Before David Phelps faced hitters on the main field. Before Brian Roberts settled into his new locker. Before a van loaded with young pitchers made its way to the minor league complex for multiple rounds of batting practice. This Monday at Steinbrenner Field started with Michael Pineda throwing an early morning bullpen. No radar gun. No hitters in the box. Just a guy making his pitches sharper, getting his shoulder a little stronger, and giving the Yankees legitimate hope that they’re finally going to see him in New York.
“I thought the ball was coming out easier (than in previous years),” manager Joe Girardi said. “I know he’s had time to clean up a couple things too, mechanically, in this two-year span. He just looked like it came out free and easy to me. Didn’t look like he put a ton of effort into it, or that he was overthrowing it. … To me, it looked different than what I saw a couple years ago when he got hurt and was pitching in games. I’m anxious to see him obviously get in some games in the next 12 days or so.”
Pineda remains a curiosity around here. Girardi said his reports had Pineda hitting 93-94 mph with his fastball last season, but Pineda said he honestly has no idea how hard he’s throwing this spring. He feels strong. He feels like he’s throwing hard. But this isn’t a time for trying to hit big numbers on the radar gun.
“I’m feeling so strong.

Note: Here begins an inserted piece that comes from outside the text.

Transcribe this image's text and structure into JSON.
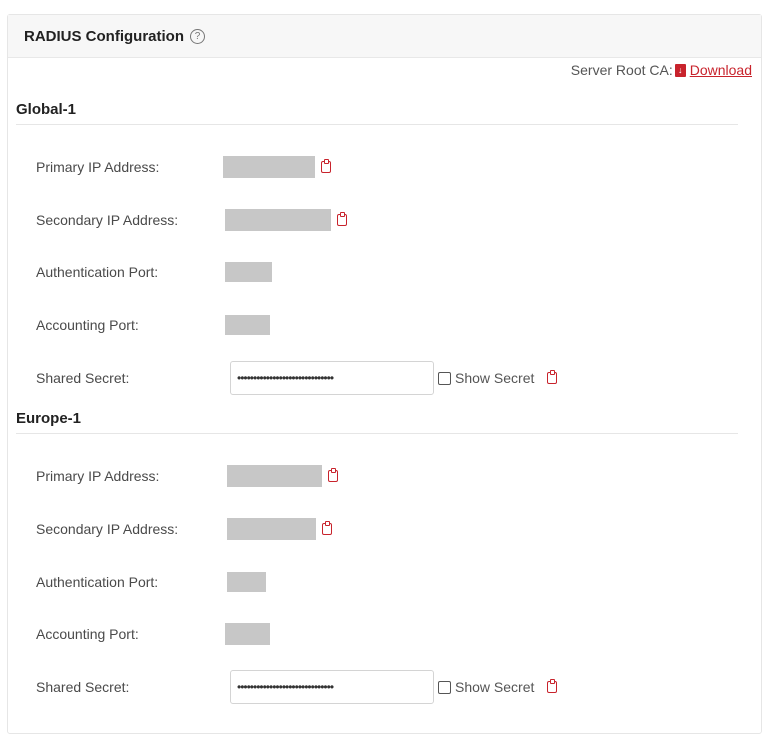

I’m feeling good power,” Pineda said. “… I’m throwing the same (as before the shoulder surgery). Mechanics the same. Everything is the same. All pitches are the same. I’m the same Michael Pineda.”
The same Michael Pineda. The Yankees would certainly like to hope so. When they traded for Pineda in January of 2012, they believed they were swapping an elite young hitter for an elite young pitcher. Pineda wasn’t a finished product, but his rookie year in Seattle had been encouraging. He threw hard with a promising slider, and he came to camp with a spot in the big league rotation.
But the arm strength wasn’t there, the spring results were sloppy, and eventually Pineda was complaining of shoulder soreness. He had surgery, spent the year rehabbing, and returned to the minor leagues last year to knock off the rust and finished off the rehabilitation. Now he’s in camp with an eye on a big league job again.
“:I’m happy because I’m going to make the team and help my team pitching in New York,” Pineda said.
The Yankees, of course, have not declared Pineda the favorite for the fifth-starter job — and you could make the case that David Phelps is the favorite considering he’s actually spent the past two years in the big leagues — but certainly Pineda is getting the most attention of all the fifth-starter candidates. He’s a big guy, with big potential, and he was part of a big trade. Attention and expectation come with the territory.
“We believe he’s healthy,” Girardi said. “But I still think you have to pay attention to it. You have to pay attention to all the signs that could be exhibited from not pitching, really, for two years. At times, maybe he needs an extra day or something, which won’t be a concern if it’s one extra day or two extra days. But he had a significant surgery, and you have to pay attention to it.”
Pineda said he feels no pain. He’s worked to clean up his mechanics to make sure his shoulder doesn’t regress and he doesn’t end up back on the disabled list. He’s gone through the long, exhausting rehab process.
“I’m throwing the ball good last year,” Pineda said. “But I don’t take a vacation last year. I’m doing all winter program, program, program, to make sure I don’t go back. Now everything is doing good, and I’m happy about that.”
Associated Press photo